(Data records for software interfaces)
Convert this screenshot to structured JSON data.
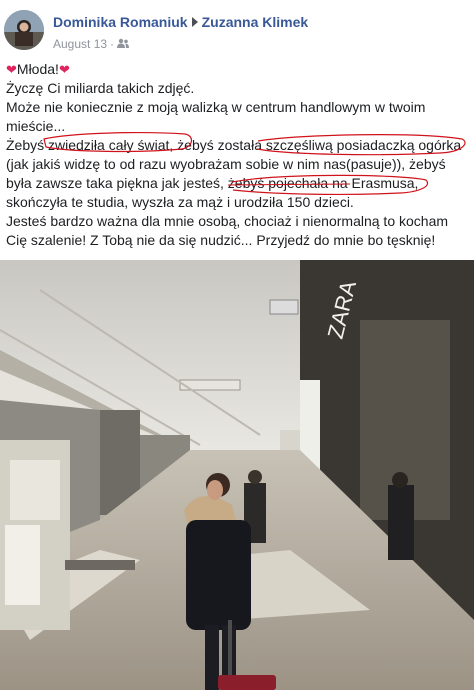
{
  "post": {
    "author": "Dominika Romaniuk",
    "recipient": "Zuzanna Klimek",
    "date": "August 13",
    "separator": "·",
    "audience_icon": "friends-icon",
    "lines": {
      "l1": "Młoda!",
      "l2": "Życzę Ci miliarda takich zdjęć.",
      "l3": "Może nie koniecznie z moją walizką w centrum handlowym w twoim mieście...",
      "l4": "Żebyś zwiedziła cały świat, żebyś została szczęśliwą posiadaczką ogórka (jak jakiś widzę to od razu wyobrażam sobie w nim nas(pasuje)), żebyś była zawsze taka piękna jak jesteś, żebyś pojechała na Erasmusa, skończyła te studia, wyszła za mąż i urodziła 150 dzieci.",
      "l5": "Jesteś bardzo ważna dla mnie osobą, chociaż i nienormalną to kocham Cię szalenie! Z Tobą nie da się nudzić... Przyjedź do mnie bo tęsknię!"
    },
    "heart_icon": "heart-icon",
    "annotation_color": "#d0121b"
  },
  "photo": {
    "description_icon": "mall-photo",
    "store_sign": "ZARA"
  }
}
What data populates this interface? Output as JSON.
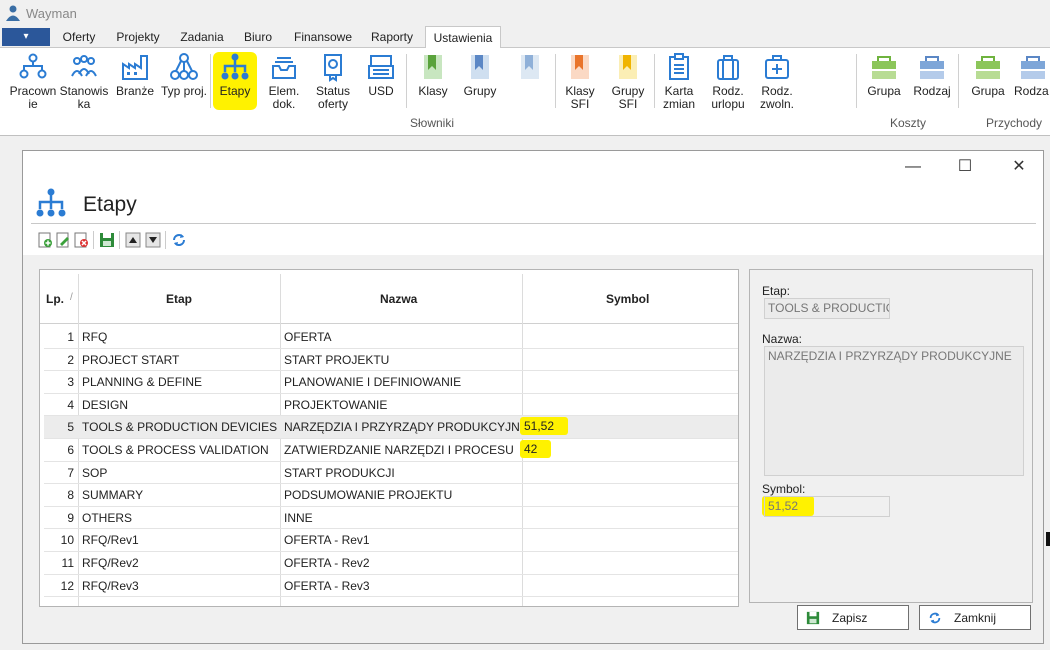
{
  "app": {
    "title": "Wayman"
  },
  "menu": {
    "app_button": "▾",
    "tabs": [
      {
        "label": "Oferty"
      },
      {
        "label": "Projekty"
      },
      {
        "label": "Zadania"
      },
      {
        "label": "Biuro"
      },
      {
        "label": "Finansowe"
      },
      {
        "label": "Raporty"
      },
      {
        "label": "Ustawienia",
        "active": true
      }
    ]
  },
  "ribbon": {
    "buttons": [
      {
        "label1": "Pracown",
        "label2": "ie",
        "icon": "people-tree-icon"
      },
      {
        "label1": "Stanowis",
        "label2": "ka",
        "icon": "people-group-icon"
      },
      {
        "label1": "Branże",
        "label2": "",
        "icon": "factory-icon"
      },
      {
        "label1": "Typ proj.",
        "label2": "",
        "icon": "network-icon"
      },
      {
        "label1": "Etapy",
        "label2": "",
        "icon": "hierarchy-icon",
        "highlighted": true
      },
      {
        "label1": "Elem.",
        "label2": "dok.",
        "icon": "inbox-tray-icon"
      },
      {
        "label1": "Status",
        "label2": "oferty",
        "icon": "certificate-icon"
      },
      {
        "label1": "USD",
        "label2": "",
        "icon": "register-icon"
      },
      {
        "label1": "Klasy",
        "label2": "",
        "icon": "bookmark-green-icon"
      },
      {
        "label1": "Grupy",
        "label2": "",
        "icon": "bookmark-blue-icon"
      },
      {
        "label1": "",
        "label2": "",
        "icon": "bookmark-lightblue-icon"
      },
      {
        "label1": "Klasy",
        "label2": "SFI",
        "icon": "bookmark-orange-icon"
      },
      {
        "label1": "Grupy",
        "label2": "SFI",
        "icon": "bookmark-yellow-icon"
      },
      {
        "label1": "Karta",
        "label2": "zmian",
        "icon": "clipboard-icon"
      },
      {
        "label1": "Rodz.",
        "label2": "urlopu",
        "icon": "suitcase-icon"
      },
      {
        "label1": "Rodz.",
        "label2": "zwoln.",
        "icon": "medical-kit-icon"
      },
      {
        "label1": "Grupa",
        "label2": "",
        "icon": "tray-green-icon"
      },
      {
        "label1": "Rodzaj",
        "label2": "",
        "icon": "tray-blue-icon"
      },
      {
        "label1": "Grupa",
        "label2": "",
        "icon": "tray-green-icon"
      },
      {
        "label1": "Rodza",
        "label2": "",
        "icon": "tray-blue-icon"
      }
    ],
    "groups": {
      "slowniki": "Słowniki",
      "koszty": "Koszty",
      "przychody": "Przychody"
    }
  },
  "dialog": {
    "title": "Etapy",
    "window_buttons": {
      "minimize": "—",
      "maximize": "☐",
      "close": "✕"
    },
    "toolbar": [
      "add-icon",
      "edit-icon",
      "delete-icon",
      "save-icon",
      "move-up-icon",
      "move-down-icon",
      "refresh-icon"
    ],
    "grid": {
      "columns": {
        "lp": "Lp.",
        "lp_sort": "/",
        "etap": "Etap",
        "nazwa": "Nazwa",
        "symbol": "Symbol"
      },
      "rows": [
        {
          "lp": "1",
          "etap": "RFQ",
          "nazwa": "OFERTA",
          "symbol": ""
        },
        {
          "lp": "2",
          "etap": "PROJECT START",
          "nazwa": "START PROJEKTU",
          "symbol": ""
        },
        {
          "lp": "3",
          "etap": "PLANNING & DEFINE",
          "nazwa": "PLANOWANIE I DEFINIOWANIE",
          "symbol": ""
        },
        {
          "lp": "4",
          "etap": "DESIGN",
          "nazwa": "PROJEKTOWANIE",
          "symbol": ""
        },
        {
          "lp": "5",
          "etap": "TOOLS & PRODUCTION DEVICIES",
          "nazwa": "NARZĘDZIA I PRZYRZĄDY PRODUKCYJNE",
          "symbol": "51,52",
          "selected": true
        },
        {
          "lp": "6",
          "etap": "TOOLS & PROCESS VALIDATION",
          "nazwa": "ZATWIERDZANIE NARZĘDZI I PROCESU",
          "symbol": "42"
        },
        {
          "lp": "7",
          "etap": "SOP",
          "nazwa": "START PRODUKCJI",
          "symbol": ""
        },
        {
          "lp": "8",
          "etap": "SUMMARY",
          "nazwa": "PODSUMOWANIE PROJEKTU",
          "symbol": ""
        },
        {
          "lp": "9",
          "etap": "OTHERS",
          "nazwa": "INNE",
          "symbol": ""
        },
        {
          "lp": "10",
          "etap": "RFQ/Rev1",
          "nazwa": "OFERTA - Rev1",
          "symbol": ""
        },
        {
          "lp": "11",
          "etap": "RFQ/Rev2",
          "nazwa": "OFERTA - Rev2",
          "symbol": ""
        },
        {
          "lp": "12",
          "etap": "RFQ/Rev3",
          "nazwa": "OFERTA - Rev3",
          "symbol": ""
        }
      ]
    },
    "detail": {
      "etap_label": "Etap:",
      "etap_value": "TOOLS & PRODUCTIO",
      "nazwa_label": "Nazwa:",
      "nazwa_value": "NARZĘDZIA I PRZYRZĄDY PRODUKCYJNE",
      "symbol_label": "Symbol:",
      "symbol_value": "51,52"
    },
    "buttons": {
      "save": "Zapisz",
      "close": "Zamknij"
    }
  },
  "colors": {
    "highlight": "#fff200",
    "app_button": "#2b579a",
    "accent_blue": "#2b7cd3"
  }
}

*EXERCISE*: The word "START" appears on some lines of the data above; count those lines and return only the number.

*TASK ANSWER*: 3